Exercise: Repeat the data exactly as it stands.

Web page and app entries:
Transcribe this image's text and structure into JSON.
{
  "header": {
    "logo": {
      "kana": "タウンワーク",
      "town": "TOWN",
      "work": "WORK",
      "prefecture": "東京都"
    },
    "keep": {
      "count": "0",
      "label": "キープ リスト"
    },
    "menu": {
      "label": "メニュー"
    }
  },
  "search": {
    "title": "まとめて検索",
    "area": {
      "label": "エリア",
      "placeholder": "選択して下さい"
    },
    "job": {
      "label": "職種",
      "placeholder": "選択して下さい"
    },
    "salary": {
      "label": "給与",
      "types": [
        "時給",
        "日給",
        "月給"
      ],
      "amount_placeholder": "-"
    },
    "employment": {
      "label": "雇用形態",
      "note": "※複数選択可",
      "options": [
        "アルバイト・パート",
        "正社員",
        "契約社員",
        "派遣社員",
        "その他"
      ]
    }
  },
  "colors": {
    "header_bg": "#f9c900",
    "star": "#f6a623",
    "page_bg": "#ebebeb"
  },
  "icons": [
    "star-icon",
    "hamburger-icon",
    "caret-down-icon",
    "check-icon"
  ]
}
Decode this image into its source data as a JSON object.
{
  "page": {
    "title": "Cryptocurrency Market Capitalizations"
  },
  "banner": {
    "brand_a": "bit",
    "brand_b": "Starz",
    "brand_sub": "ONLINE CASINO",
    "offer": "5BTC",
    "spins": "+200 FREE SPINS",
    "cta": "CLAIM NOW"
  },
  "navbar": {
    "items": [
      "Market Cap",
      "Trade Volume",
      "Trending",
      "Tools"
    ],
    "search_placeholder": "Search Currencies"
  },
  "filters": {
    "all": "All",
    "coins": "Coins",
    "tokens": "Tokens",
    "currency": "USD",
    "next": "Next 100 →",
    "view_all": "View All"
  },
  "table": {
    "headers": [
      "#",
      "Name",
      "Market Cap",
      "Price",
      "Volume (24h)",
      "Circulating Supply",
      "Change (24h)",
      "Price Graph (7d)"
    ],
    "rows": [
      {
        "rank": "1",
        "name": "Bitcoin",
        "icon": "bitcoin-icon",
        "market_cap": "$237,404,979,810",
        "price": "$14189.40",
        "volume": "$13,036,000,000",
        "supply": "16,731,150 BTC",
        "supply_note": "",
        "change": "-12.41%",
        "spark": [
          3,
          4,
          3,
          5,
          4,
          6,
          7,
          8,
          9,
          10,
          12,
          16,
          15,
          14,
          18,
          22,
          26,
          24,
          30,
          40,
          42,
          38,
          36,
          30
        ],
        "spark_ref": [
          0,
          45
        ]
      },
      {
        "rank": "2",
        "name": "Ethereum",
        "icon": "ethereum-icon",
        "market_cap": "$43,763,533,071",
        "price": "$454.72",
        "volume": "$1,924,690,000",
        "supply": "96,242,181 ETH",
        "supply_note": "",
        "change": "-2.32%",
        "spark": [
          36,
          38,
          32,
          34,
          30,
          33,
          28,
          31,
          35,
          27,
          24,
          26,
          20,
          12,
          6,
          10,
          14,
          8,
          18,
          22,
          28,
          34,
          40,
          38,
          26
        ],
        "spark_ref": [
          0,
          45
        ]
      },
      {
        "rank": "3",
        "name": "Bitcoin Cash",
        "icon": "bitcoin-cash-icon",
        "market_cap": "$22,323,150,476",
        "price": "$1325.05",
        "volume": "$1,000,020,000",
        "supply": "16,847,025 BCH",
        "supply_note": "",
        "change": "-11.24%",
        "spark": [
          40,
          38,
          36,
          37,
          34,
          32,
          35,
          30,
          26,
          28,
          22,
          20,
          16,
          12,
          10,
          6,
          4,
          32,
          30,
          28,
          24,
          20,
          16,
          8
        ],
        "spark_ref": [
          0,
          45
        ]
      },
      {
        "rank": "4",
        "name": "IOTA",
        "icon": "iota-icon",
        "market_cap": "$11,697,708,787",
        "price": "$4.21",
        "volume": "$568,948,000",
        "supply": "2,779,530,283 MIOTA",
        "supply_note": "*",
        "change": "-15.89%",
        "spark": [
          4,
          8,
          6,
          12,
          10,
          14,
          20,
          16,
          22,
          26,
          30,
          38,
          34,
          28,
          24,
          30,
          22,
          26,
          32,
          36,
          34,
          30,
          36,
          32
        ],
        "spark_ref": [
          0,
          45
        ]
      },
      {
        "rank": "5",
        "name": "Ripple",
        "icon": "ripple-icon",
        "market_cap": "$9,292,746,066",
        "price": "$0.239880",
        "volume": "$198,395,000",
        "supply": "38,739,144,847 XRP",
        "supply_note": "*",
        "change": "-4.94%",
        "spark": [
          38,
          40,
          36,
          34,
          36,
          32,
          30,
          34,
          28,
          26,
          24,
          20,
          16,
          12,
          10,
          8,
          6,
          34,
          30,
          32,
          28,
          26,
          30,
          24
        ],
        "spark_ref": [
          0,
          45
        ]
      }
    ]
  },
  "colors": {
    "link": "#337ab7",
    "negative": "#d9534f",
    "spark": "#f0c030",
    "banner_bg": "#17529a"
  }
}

Result for this exercise:
Transcribe this image's text and structure into JSON.
{
  "header": {
    "logo": {
      "kana": "タウンワーク",
      "town": "TOWN",
      "work": "WORK",
      "prefecture": "東京都"
    },
    "keep": {
      "count": "0",
      "label": "キープ リスト"
    },
    "menu": {
      "label": "メニュー"
    }
  },
  "search": {
    "title": "まとめて検索",
    "area": {
      "label": "エリア",
      "placeholder": "選択して下さい"
    },
    "job": {
      "label": "職種",
      "placeholder": "選択して下さい"
    },
    "salary": {
      "label": "給与",
      "types": [
        "時給",
        "日給",
        "月給"
      ],
      "amount_placeholder": "-"
    },
    "employment": {
      "label": "雇用形態",
      "note": "※複数選択可",
      "options": [
        "アルバイト・パート",
        "正社員",
        "契約社員",
        "派遣社員",
        "その他"
      ]
    }
  },
  "colors": {
    "header_bg": "#f9c900",
    "star": "#f6a623",
    "page_bg": "#ebebeb"
  },
  "icons": [
    "star-icon",
    "hamburger-icon",
    "caret-down-icon",
    "check-icon"
  ]
}
Decode this image into its source data as a JSON object.
{
  "page": {
    "title": "Cryptocurrency Market Capitalizations"
  },
  "banner": {
    "brand_a": "bit",
    "brand_b": "Starz",
    "brand_sub": "ONLINE CASINO",
    "offer": "5BTC",
    "spins": "+200 FREE SPINS",
    "cta": "CLAIM NOW"
  },
  "navbar": {
    "items": [
      "Market Cap",
      "Trade Volume",
      "Trending",
      "Tools"
    ],
    "search_placeholder": "Search Currencies"
  },
  "filters": {
    "all": "All",
    "coins": "Coins",
    "tokens": "Tokens",
    "currency": "USD",
    "next": "Next 100 →",
    "view_all": "View All"
  },
  "table": {
    "headers": [
      "#",
      "Name",
      "Market Cap",
      "Price",
      "Volume (24h)",
      "Circulating Supply",
      "Change (24h)",
      "Price Graph (7d)"
    ],
    "rows": [
      {
        "rank": "1",
        "name": "Bitcoin",
        "icon": "bitcoin-icon",
        "market_cap": "$237,404,979,810",
        "price": "$14189.40",
        "volume": "$13,036,000,000",
        "supply": "16,731,150 BTC",
        "supply_note": "",
        "change": "-12.41%",
        "spark": [
          3,
          4,
          3,
          5,
          4,
          6,
          7,
          8,
          9,
          10,
          12,
          16,
          15,
          14,
          18,
          22,
          26,
          24,
          30,
          40,
          42,
          38,
          36,
          30
        ],
        "spark_ref": [
          0,
          45
        ]
      },
      {
        "rank": "2",
        "name": "Ethereum",
        "icon": "ethereum-icon",
        "market_cap": "$43,763,533,071",
        "price": "$454.72",
        "volume": "$1,924,690,000",
        "supply": "96,242,181 ETH",
        "supply_note": "",
        "change": "-2.32%",
        "spark": [
          36,
          38,
          32,
          34,
          30,
          33,
          28,
          31,
          35,
          27,
          24,
          26,
          20,
          12,
          6,
          10,
          14,
          8,
          18,
          22,
          28,
          34,
          40,
          38,
          26
        ],
        "spark_ref": [
          0,
          45
        ]
      },
      {
        "rank": "3",
        "name": "Bitcoin Cash",
        "icon": "bitcoin-cash-icon",
        "market_cap": "$22,323,150,476",
        "price": "$1325.05",
        "volume": "$1,000,020,000",
        "supply": "16,847,025 BCH",
        "supply_note": "",
        "change": "-11.24%",
        "spark": [
          40,
          38,
          36,
          37,
          34,
          32,
          35,
          30,
          26,
          28,
          22,
          20,
          16,
          12,
          10,
          6,
          4,
          32,
          30,
          28,
          24,
          20,
          16,
          8
        ],
        "spark_ref": [
          0,
          45
        ]
      },
      {
        "rank": "4",
        "name": "IOTA",
        "icon": "iota-icon",
        "market_cap": "$11,697,708,787",
        "price": "$4.21",
        "volume": "$568,948,000",
        "supply": "2,779,530,283 MIOTA",
        "supply_note": "*",
        "change": "-15.89%",
        "spark": [
          4,
          8,
          6,
          12,
          10,
          14,
          20,
          16,
          22,
          26,
          30,
          38,
          34,
          28,
          24,
          30,
          22,
          26,
          32,
          36,
          34,
          30,
          36,
          32
        ],
        "spark_ref": [
          0,
          45
        ]
      },
      {
        "rank": "5",
        "name": "Ripple",
        "icon": "ripple-icon",
        "market_cap": "$9,292,746,066",
        "price": "$0.239880",
        "volume": "$198,395,000",
        "supply": "38,739,144,847 XRP",
        "supply_note": "*",
        "change": "-4.94%",
        "spark": [
          38,
          40,
          36,
          34,
          36,
          32,
          30,
          34,
          28,
          26,
          24,
          20,
          16,
          12,
          10,
          8,
          6,
          34,
          30,
          32,
          28,
          26,
          30,
          24
        ],
        "spark_ref": [
          0,
          45
        ]
      }
    ]
  },
  "colors": {
    "link": "#337ab7",
    "negative": "#d9534f",
    "spark": "#f0c030",
    "banner_bg": "#17529a"
  }
}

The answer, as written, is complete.